1834 Year

1834 (MDCCCXXXIV) was a common year starting on Wednesday of the Gregorian calendar and a common year starting on Monday of the Julian calendar, the 1834th year of the Common Era (CE) and Anno Domini (AD) designations, the 834th year of the 2nd millennium, the 34th year of the 19th century, and the 5th year of the 1830s decade. As of the start of 1834, the Gregorian calendar was 12 days ahead of the Julian calendar, which remained in localized use until 1923.

1824 Year

1824 (MDCCCXXIV) was a leap year starting on Thursday of the Gregorian calendar and a leap year starting on Tuesday of the Julian calendar, the 1824th year of the Common Era (CE) and Anno Domini (AD) designations, the 824th year of the 2nd millennium, the 24th year of the 19th century, and the 5th year of the 1820s decade.

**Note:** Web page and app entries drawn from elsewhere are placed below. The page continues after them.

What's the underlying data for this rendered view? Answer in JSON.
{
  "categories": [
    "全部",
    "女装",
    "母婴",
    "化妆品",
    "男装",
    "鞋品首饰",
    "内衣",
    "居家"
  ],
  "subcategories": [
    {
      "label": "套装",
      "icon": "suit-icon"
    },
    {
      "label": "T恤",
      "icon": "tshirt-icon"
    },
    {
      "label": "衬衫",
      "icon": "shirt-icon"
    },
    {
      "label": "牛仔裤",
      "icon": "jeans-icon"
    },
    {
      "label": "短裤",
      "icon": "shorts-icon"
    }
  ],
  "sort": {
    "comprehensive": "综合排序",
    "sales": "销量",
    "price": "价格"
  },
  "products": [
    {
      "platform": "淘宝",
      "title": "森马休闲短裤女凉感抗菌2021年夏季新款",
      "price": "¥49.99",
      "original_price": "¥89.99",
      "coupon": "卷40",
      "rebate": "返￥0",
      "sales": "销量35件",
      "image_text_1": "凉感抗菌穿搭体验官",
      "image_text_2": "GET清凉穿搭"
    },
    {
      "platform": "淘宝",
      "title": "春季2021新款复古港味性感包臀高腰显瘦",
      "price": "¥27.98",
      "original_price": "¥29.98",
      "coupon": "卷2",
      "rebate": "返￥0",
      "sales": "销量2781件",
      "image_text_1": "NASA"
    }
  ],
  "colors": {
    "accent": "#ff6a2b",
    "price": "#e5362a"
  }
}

As of the start of 1824, the Gregorian calendar was 12 days ahead of the Julian calendar, which remained in localized use until 1923.

1778 Year

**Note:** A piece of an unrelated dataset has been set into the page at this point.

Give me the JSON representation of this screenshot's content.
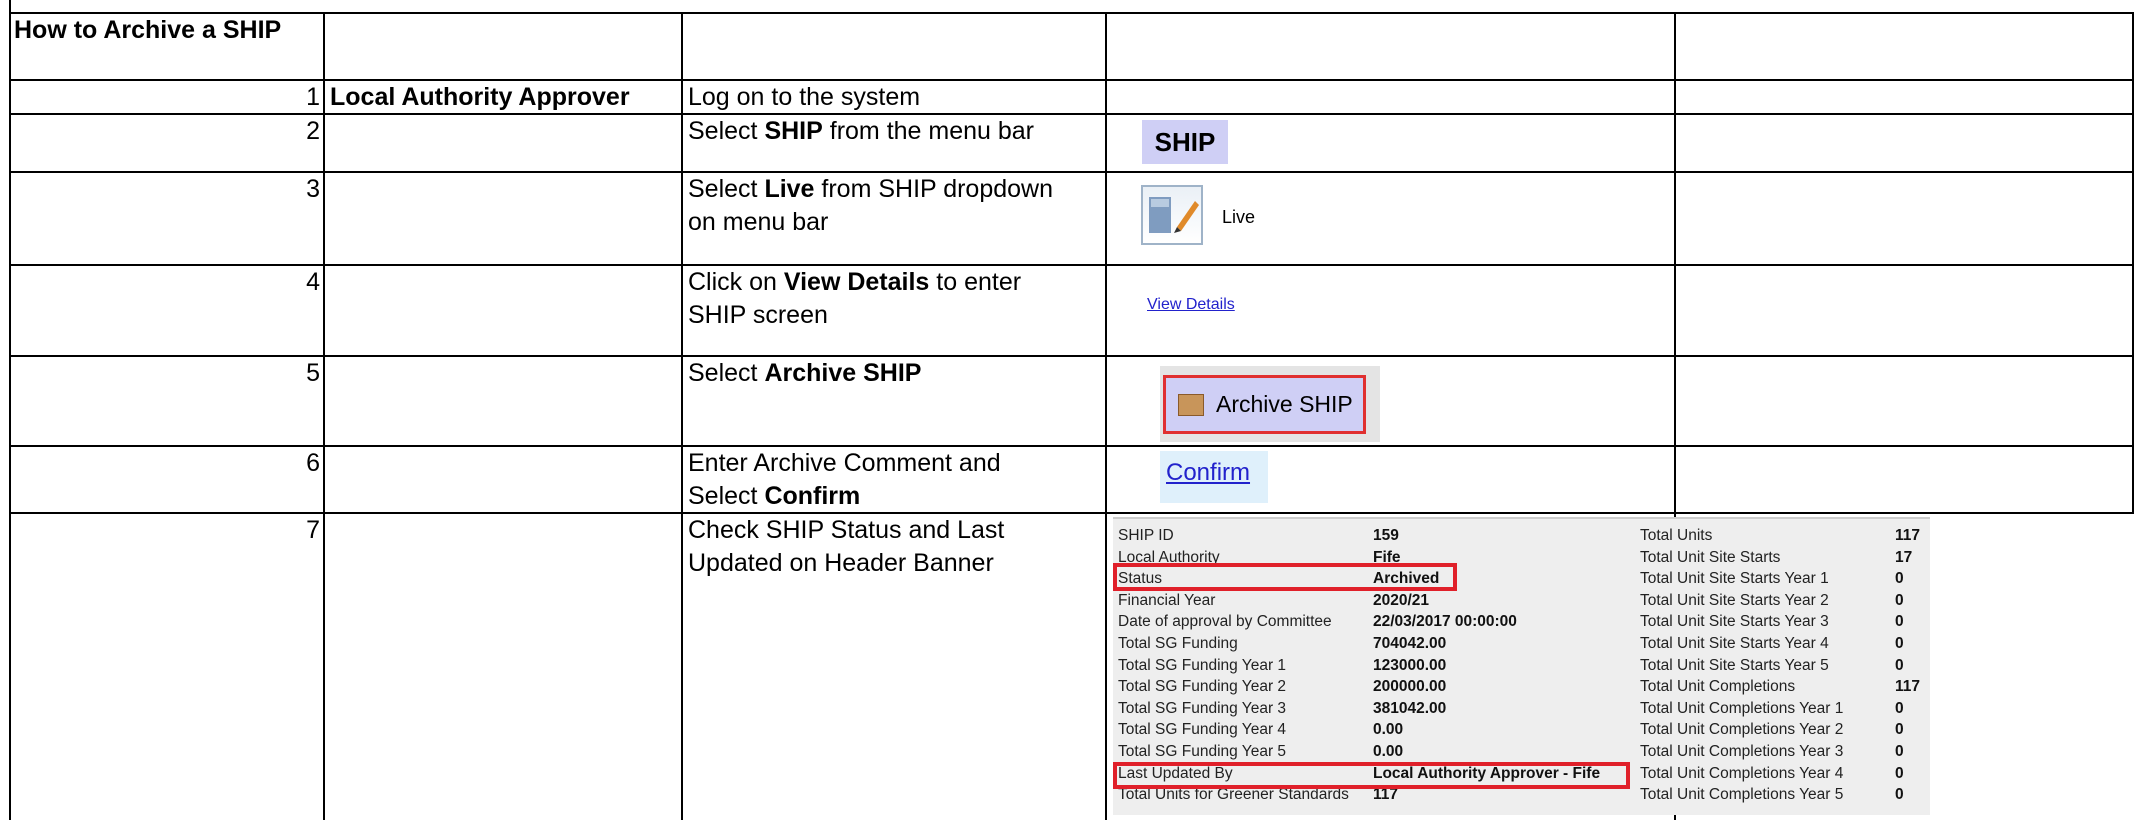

1778 (MDCCLXXVIII) was a common year starting on Thursday of the Gregorian calendar and a common year starting on Monday of the Julian calendar, the 1778th year of the Common Era (CE) and Anno Domini (AD) designations, the 778th year of the 2nd millennium, the 78th year of the 18th century, and the 9th year of the 1770s decade. As of the start of 1778, the Gregorian calendar was 11 days ahead of the Julian calendar, which remained in localized use until 1923.

1836 in the United States USA-related events during the year of 1836

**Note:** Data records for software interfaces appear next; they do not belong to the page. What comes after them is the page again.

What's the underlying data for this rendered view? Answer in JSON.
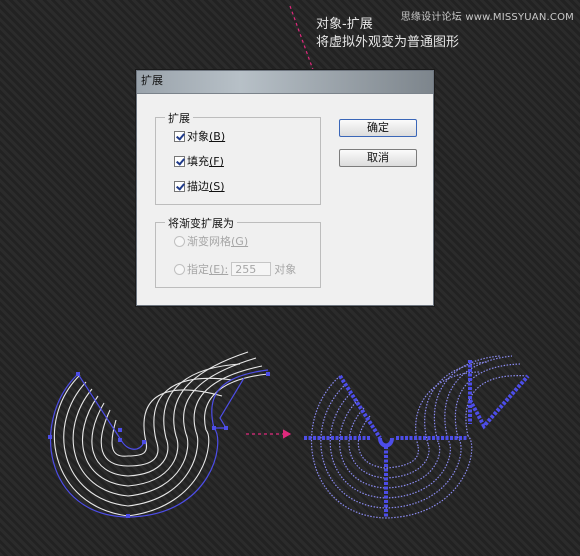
{
  "watermark": "思缘设计论坛 www.MISSYUAN.COM",
  "annotation": {
    "line1": "对象-扩展",
    "line2": "将虚拟外观变为普通图形"
  },
  "dialog": {
    "title": "扩展",
    "expand_group": {
      "label": "扩展",
      "options": [
        {
          "text": "对象",
          "mnemonic": "(B)",
          "checked": true
        },
        {
          "text": "填充",
          "mnemonic": "(F)",
          "checked": true
        },
        {
          "text": "描边",
          "mnemonic": "(S)",
          "checked": true
        }
      ]
    },
    "gradient_group": {
      "label": "将渐变扩展为",
      "options": [
        {
          "text": "渐变网格",
          "mnemonic": "(G)",
          "enabled": false
        },
        {
          "text": "指定",
          "mnemonic": "(E):",
          "enabled": false
        }
      ],
      "specify_value": "255",
      "specify_unit": "对象"
    },
    "ok_label": "确定",
    "cancel_label": "取消"
  },
  "colors": {
    "accent_pink": "#e0297d",
    "path_blue": "#4d4de8",
    "stripe_white": "#e8e8e8"
  }
}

Events from the year 1836 in the United States of America. Exceptionally, this page covers not only the history of the United States of America, but also that of the Republic of Texas in 1836.

1776 Year

1776 (MDCCLXXVI) was a leap year starting on Monday of the Gregorian calendar and a leap year starting on Friday of the Julian calendar, the 1776th year of the Common Era (CE) and Anno Domini (AD) designations, the 776th year of the 2nd millennium, the 76th year of the 18th century, and the 7th year of the 1770s decade. As of the start of 1776, the Gregorian calendar was 11 days ahead of the Julian calendar, which remained in localized use until 1923.

References

  1. Thomas, R. H. G. (1972). London's First Railway The London & Greenwich. London: Batsford. ISBN   0-7134-0468-X.
  2. "Fires, Great", in The Insurance Cyclopeadia: Being an Historical Treasury of Events and Circumstances Connected with the Origin and Progress of Insurance, Cornelius Walford, ed. (C. and E. Layton, 1876) p76
  3. Texas Declaration of Independence  via Wikisource.
  4. The World Book Encyclopedia. 1970. (U.S.A.) Library of Congress catalog card number 70-79247.
  5. "The Constitution of the Republic of Texas (1836)". University of Texas School of Law. Retrieved 9 December 2012.
  6. wikisource:1836 (33) Registration of Births &c. A bill for registering Births Deaths and Marriages in England.
  7. Palmer, Alan; Veronica (1992). The Chronology of British History. London: Century Ltd. pp. 260–261. ISBN   0-7126-5616-2.
  8. "Railroad — Wilmington & Raleigh (later Weldon)". North Carolina Business History. CommunicationSolutions/ISI. 2006. Retrieved 2012-04-05.
  9. Mattusch, Carol C. (1988). Greek Bronze Statuary: from the beginnings through the fifth century B.C. Ithaca, N.Y.: Cornell University Press. p. 3. ISBN   0801421489 . Retrieved 22 August 2016.

Further reading